**Work item**
Return each entry below without any alteration.
= = = = =
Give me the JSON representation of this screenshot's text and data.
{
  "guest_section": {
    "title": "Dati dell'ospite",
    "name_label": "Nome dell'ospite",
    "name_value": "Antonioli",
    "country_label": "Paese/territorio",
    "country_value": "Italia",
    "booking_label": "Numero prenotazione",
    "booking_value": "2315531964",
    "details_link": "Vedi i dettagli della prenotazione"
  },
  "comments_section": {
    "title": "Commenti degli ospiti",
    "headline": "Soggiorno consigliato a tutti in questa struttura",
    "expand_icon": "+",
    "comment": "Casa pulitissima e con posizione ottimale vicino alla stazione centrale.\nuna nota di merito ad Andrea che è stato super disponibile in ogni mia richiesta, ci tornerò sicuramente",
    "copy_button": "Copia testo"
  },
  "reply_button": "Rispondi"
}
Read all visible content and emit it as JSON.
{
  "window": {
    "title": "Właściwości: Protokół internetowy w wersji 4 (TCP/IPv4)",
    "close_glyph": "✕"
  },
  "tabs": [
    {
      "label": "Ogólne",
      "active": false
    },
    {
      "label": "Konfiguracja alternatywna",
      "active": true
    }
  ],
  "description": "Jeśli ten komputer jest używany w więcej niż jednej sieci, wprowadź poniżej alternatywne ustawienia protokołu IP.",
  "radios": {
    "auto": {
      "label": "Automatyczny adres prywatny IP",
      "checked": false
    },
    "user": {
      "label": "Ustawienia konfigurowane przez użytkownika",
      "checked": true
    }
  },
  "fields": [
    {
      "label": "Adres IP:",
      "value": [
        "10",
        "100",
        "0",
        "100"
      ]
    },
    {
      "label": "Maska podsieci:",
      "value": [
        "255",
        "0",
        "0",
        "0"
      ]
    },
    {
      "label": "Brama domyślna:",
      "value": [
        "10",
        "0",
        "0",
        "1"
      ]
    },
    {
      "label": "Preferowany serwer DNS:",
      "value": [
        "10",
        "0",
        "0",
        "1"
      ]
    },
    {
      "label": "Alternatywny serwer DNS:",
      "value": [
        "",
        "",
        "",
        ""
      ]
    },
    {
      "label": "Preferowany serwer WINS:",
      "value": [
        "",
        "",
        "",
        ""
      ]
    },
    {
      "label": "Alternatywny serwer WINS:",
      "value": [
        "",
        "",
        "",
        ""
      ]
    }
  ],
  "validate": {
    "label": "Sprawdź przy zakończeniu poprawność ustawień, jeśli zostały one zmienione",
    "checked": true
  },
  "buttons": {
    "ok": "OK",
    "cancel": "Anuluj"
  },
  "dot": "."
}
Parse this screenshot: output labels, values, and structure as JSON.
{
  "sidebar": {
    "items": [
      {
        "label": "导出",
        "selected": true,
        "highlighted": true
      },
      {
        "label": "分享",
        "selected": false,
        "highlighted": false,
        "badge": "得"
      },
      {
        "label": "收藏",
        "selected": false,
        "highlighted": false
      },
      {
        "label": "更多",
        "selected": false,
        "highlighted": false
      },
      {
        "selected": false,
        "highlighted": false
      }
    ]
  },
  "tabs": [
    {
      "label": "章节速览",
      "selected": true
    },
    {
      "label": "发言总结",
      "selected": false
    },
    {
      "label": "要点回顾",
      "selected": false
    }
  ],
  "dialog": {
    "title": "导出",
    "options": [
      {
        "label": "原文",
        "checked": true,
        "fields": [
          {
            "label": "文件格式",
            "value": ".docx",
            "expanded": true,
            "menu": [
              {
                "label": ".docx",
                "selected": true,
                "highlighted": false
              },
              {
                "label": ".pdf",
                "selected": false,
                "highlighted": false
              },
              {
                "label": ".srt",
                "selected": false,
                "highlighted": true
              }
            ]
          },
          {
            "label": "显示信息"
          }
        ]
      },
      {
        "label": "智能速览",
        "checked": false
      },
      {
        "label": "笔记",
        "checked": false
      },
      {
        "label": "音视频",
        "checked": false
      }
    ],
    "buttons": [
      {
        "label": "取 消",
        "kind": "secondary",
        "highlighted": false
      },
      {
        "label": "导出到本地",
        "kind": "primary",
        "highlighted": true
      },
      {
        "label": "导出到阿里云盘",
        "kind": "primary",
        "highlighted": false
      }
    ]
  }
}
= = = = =
**Solution to this problem**
Give me the JSON representation of this screenshot's text and data.
{
  "guest_section": {
    "title": "Dati dell'ospite",
    "name_label": "Nome dell'ospite",
    "name_value": "Antonioli",
    "country_label": "Paese/territorio",
    "country_value": "Italia",
    "booking_label": "Numero prenotazione",
    "booking_value": "2315531964",
    "details_link": "Vedi i dettagli della prenotazione"
  },
  "comments_section": {
    "title": "Commenti degli ospiti",
    "headline": "Soggiorno consigliato a tutti in questa struttura",
    "expand_icon": "+",
    "comment": "Casa pulitissima e con posizione ottimale vicino alla stazione centrale.\nuna nota di merito ad Andrea che è stato super disponibile in ogni mia richiesta, ci tornerò sicuramente",
    "copy_button": "Copia testo"
  },
  "reply_button": "Rispondi"
}
Read all visible content and emit it as JSON.
{
  "window": {
    "title": "Właściwości: Protokół internetowy w wersji 4 (TCP/IPv4)",
    "close_glyph": "✕"
  },
  "tabs": [
    {
      "label": "Ogólne",
      "active": false
    },
    {
      "label": "Konfiguracja alternatywna",
      "active": true
    }
  ],
  "description": "Jeśli ten komputer jest używany w więcej niż jednej sieci, wprowadź poniżej alternatywne ustawienia protokołu IP.",
  "radios": {
    "auto": {
      "label": "Automatyczny adres prywatny IP",
      "checked": false
    },
    "user": {
      "label": "Ustawienia konfigurowane przez użytkownika",
      "checked": true
    }
  },
  "fields": [
    {
      "label": "Adres IP:",
      "value": [
        "10",
        "100",
        "0",
        "100"
      ]
    },
    {
      "label": "Maska podsieci:",
      "value": [
        "255",
        "0",
        "0",
        "0"
      ]
    },
    {
      "label": "Brama domyślna:",
      "value": [
        "10",
        "0",
        "0",
        "1"
      ]
    },
    {
      "label": "Preferowany serwer DNS:",
      "value": [
        "10",
        "0",
        "0",
        "1"
      ]
    },
    {
      "label": "Alternatywny serwer DNS:",
      "value": [
        "",
        "",
        "",
        ""
      ]
    },
    {
      "label": "Preferowany serwer WINS:",
      "value": [
        "",
        "",
        "",
        ""
      ]
    },
    {
      "label": "Alternatywny serwer WINS:",
      "value": [
        "",
        "",
        "",
        ""
      ]
    }
  ],
  "validate": {
    "label": "Sprawdź przy zakończeniu poprawność ustawień, jeśli zostały one zmienione",
    "checked": true
  },
  "buttons": {
    "ok": "OK",
    "cancel": "Anuluj"
  },
  "dot": "."
}
Parse this screenshot: output labels, values, and structure as JSON.
{
  "sidebar": {
    "items": [
      {
        "label": "导出",
        "selected": true,
        "highlighted": true
      },
      {
        "label": "分享",
        "selected": false,
        "highlighted": false,
        "badge": "得"
      },
      {
        "label": "收藏",
        "selected": false,
        "highlighted": false
      },
      {
        "label": "更多",
        "selected": false,
        "highlighted": false
      },
      {
        "selected": false,
        "highlighted": false
      }
    ]
  },
  "tabs": [
    {
      "label": "章节速览",
      "selected": true
    },
    {
      "label": "发言总结",
      "selected": false
    },
    {
      "label": "要点回顾",
      "selected": false
    }
  ],
  "dialog": {
    "title": "导出",
    "options": [
      {
        "label": "原文",
        "checked": true,
        "fields": [
          {
            "label": "文件格式",
            "value": ".docx",
            "expanded": true,
            "menu": [
              {
                "label": ".docx",
                "selected": true,
                "highlighted": false
              },
              {
                "label": ".pdf",
                "selected": false,
                "highlighted": false
              },
              {
                "label": ".srt",
                "selected": false,
                "highlighted": true
              }
            ]
          },
          {
            "label": "显示信息"
          }
        ]
      },
      {
        "label": "智能速览",
        "checked": false
      },
      {
        "label": "笔记",
        "checked": false
      },
      {
        "label": "音视频",
        "checked": false
      }
    ],
    "buttons": [
      {
        "label": "取 消",
        "kind": "secondary",
        "highlighted": false
      },
      {
        "label": "导出到本地",
        "kind": "primary",
        "highlighted": true
      },
      {
        "label": "导出到阿里云盘",
        "kind": "primary",
        "highlighted": false
      }
    ]
  }
}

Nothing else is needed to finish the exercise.